The Two Most Common Summer Running Mistakes
While it’s true running in the winter presents some serious motivational challenges thanks to short days, cold weather and icy roads, it’s actually the summer season that negatively impacts training the most.
Sure, bright sunshine and beautiful scenery make it much easier to get out the door, but the truth is, heat, humidity, vacation and a lack of sleep all wreak havoc on your training plan.
Since summer is one of the most popular and important training seasons, especially if you’re racing a fall marathon, it’s critical you approach the summer with realistic expectations about your performance and understand the potential pitfalls.
In this article, we’ll look at the two most common summer training mistakes and how you can avoid making them this year.
Mistake #1: Not adjusting workout and race times for the temperature.
You will train and race slower in hot weather. This is a physiological fact and it’s critical to keep in mind when planning your workouts and evaluating performances.
Your normal body temperature is 98.6 degrees Fahrenheit. Exercising, even in cold temperatures, naturally raises the core body temperature. At first, this rise in temperature aids performance by increasing blood flow to the working muscles, hence the importance of warming-up before hard workouts and races.
However, once your internal body temperature gets above 102 degrees, you start to experience a significant drop in performance. At 102 degrees, your body can no longer effectively cool itself and your body begins to divert blood to the skin to help keep it cool. This decreases the amount of blood available to carry oxygen to your working muscles. As a result your ability to run fast is diminished considerably.
Therefore, you need to be realistic about your race performances and ability to hit workout splits when running in the heat. Many of the runners I consult with get very frustrated when they aren’t able to hit their goal times or when workouts feel harder than they should in the summer. However, it’s impossible to avoid and has nothing to do with a lack of fitness. It’s simply a physiological reality.

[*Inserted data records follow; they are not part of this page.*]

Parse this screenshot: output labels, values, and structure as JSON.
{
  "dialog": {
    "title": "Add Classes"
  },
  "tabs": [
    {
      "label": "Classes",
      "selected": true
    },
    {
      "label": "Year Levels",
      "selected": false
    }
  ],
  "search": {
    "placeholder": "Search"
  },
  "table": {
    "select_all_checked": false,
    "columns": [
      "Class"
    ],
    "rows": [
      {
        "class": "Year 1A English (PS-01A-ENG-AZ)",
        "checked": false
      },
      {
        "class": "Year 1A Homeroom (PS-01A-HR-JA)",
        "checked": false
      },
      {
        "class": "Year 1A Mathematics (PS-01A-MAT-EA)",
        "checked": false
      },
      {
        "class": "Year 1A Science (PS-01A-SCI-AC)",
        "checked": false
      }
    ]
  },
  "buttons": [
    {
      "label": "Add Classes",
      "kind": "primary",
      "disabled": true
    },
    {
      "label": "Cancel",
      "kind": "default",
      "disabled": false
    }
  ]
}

How to deal with it:
My advice is to use a temperature calculator, like this one derived from the work of Dr. Jack Daniels, that can help estimate how much your times will be impacted by hot weather. Of course, every runner handles heat individually, but this can be a good gauge for how much to adjust your summer workouts and race paces.
Mistake #2: Not enough recovery.

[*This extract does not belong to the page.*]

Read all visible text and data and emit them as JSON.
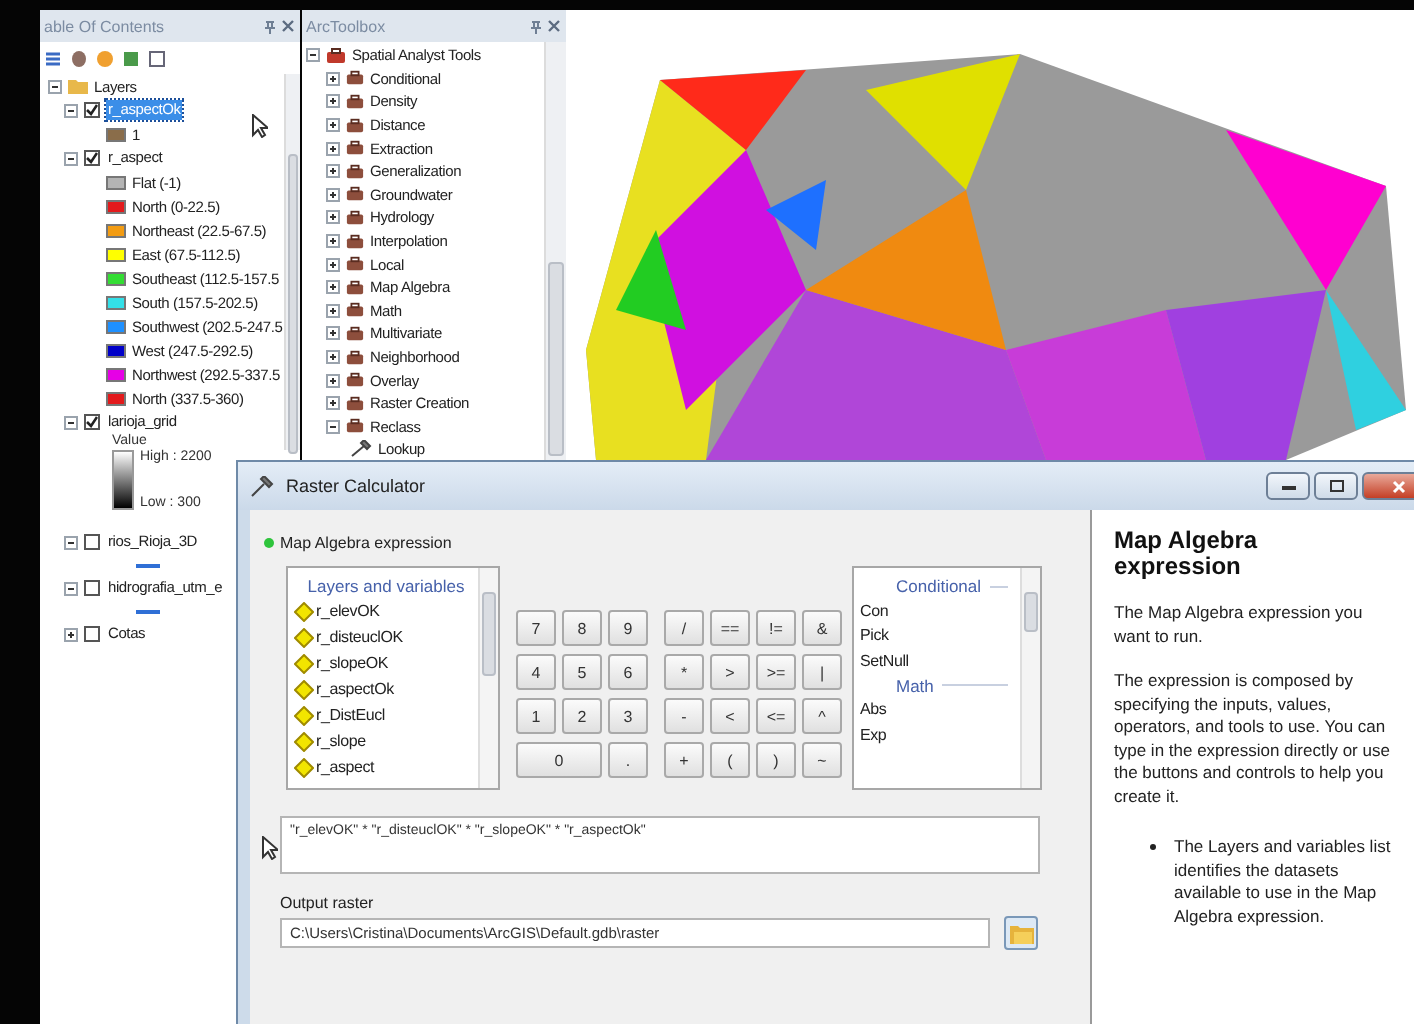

Getting in enough recovery during the summer months is also a huge challenge for many runners and often results in poor performance and overtraining. I’ve found this recovery deficiency to be a result of a lack of sleep, more activity outside of running and from fatigue build-up as the body redirects resources from recovery to keeping itself cool.

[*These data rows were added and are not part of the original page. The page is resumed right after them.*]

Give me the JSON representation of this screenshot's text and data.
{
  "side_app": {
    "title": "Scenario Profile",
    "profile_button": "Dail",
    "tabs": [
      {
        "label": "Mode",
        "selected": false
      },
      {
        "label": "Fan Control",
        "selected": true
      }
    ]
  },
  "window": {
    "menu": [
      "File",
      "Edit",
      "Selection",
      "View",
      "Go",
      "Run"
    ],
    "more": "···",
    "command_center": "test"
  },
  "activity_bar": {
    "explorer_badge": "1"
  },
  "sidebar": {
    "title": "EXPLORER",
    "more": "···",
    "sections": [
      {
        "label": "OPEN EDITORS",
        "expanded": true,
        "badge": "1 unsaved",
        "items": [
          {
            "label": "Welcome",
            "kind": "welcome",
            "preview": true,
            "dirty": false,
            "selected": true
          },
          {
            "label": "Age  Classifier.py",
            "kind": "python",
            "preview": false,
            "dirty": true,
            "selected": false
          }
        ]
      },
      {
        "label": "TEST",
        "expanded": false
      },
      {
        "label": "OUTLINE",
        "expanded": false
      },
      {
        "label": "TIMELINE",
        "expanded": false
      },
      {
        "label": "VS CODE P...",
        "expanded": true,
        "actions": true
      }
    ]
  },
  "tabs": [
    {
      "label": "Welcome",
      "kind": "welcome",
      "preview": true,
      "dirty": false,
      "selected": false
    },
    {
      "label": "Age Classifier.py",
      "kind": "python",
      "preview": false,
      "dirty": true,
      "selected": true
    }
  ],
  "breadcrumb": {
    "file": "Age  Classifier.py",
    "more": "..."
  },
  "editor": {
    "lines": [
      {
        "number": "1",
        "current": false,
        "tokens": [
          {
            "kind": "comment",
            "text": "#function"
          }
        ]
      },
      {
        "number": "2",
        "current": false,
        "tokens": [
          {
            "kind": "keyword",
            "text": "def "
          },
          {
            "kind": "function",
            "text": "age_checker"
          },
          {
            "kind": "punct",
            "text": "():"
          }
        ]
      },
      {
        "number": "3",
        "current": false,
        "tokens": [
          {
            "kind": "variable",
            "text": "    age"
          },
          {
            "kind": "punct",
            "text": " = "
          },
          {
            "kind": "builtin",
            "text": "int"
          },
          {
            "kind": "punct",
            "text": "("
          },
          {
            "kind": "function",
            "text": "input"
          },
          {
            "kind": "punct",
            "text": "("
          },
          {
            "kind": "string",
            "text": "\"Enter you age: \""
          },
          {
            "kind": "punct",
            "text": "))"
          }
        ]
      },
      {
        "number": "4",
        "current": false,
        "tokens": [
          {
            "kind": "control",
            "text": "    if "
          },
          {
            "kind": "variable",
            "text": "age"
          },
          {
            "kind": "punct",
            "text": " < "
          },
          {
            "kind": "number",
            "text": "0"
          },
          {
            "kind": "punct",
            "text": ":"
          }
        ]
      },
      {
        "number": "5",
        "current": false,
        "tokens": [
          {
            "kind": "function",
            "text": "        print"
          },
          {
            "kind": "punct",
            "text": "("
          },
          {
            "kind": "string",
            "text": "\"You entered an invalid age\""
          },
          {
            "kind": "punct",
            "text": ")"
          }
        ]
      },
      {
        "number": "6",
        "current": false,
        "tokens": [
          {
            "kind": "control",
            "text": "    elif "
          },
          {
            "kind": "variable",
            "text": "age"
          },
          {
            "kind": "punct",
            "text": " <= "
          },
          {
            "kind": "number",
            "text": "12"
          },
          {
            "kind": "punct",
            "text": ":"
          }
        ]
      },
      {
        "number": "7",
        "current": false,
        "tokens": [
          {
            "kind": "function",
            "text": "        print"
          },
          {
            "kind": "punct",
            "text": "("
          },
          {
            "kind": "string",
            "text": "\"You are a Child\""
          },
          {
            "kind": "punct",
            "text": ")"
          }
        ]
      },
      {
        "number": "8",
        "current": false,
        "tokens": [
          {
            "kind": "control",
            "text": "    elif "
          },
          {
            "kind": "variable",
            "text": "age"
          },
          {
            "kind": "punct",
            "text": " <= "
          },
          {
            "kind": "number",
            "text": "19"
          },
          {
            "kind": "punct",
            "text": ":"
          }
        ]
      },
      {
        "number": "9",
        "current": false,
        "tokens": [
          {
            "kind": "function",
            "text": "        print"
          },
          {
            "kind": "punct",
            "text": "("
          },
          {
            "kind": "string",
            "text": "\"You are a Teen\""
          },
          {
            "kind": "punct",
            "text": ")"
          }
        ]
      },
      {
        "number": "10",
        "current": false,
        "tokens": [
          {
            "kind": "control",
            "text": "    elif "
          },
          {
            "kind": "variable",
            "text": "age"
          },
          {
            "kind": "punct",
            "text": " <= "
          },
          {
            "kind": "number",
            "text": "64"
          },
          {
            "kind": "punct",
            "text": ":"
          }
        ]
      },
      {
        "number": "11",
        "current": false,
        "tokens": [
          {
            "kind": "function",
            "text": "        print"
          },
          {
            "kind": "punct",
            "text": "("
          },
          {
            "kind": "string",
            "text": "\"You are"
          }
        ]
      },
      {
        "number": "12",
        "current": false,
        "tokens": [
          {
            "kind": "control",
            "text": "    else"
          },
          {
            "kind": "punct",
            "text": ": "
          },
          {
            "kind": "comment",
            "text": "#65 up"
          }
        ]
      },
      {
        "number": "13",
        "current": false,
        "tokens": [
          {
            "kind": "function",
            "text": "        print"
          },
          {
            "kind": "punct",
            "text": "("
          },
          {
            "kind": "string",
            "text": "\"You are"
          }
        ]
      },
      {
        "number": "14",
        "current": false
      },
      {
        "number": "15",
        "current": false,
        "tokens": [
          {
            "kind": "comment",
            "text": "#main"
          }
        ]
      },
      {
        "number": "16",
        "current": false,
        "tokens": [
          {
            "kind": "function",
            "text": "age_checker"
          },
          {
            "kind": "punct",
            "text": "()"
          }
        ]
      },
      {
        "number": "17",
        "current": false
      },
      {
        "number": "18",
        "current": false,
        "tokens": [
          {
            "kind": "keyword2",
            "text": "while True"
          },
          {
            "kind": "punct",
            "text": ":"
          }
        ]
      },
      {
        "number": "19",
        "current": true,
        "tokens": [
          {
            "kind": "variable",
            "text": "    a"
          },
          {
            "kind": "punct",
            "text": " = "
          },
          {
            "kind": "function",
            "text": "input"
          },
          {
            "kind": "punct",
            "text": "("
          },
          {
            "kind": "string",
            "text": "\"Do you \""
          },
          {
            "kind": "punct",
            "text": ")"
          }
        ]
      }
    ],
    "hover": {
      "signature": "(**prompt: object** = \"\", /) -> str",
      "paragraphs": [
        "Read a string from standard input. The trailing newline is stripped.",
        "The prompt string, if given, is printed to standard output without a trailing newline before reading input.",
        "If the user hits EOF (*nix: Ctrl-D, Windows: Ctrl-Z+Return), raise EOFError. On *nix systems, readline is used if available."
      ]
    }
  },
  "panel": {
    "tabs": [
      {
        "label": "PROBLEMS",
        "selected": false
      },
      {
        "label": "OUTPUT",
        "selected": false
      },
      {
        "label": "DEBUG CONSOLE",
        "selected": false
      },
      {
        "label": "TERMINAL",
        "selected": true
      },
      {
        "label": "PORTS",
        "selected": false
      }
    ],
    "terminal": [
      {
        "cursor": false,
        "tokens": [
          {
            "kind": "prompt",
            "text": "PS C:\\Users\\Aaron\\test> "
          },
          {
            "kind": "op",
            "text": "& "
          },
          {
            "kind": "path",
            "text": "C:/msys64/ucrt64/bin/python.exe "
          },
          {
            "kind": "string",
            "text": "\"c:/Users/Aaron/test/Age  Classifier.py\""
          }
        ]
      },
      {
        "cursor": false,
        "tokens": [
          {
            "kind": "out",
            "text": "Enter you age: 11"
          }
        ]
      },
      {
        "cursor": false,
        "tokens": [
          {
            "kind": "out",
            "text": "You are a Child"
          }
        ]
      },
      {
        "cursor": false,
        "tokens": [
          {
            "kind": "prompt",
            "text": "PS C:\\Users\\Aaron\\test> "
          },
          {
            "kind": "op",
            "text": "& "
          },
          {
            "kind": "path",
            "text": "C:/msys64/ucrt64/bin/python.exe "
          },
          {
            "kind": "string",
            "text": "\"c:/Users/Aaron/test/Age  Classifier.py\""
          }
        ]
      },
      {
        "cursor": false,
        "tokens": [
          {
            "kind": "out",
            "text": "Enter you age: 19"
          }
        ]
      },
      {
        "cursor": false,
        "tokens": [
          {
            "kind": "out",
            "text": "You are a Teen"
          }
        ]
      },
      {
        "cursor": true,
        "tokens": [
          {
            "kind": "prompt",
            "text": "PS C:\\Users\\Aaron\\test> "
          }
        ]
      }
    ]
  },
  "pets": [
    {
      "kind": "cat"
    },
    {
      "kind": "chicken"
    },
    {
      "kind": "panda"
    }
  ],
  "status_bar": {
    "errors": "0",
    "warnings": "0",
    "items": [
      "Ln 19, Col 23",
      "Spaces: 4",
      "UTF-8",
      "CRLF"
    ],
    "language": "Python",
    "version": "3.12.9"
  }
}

Lack of Sleep
To beat the heat, most runners have to hit the streets before the sun comes up. Unfortunately, in the summer this can often mean starting workouts at 5:30 a.m. or earlier. Typically, this earlier wake-up time isn’t offset by earlier bed times. In fact, most runners probably go to bed later in the summer as they enjoy the opportunity to take advantage of the weather.
Moreover, it’s difficult to catch-up on sleep during the weekends since you still have to get up and out the door early. In the winter, runners can make-up for early weekday mornings by sleeping in and enjoying more pleasant running weather later in the day. Unfortunately, if you’re not out the door by 6 or 7 a.m. in the summer, you’re in for a miserable run. As a result, you never have a chance to catch-up.
Travel and Fun Stuff
The summer is a time for family hikes, trips to the beach and a host of other activities that make the season so enjoyable. However, as I covered in my article a few weeks ago, training does not occur in a vacuum. Being active all day or soaking up the sun at the beach will impact your run the next day.
While I am not suggesting you avoid having fun this summer, factor in your activities to your workout expectations. If you spent Saturday at the beach or on a great hike, don’t expect to have a great long run Sunday. Manage and adjust your performance expectations.
Unless you happen to spend your entire day in an air conditioned building (and unfortunately, some of us may actually do this), your body is going to use resources it would normally use for recovery on keeping itself cool.
As discussed previously, your body will divert blood to the skin to facilitate cooling rather than pumping your muscles full of oxygen and nutrient-rich blood. As a result, recovery is slowed.
Think of this process like a traffic jam. All it takes is a small bottleneck or one lane closing to backup traffic on the highway for miles. With recovery, all it takes is a slight reduction to back up the recovery process for days. Therefore, in the summer, running the same number of miles per week is going to feel harder than it does in the spring and fall when the weather is perfect.
How to deal with it:
My advice is to schedule the occasional down week or build in an additional recovery day during your weekly training. This can help you catch up on sleep, allow you to enjoy a consequence-free hike or day at the beach, and can help you avoid overtraining and getting frustrated with what appears to be a lack of progress.
As you prepare to tackle your summer training this year, keep these factors and physiological principles of running in the heat in mind to avoid frustration and potential overtraining.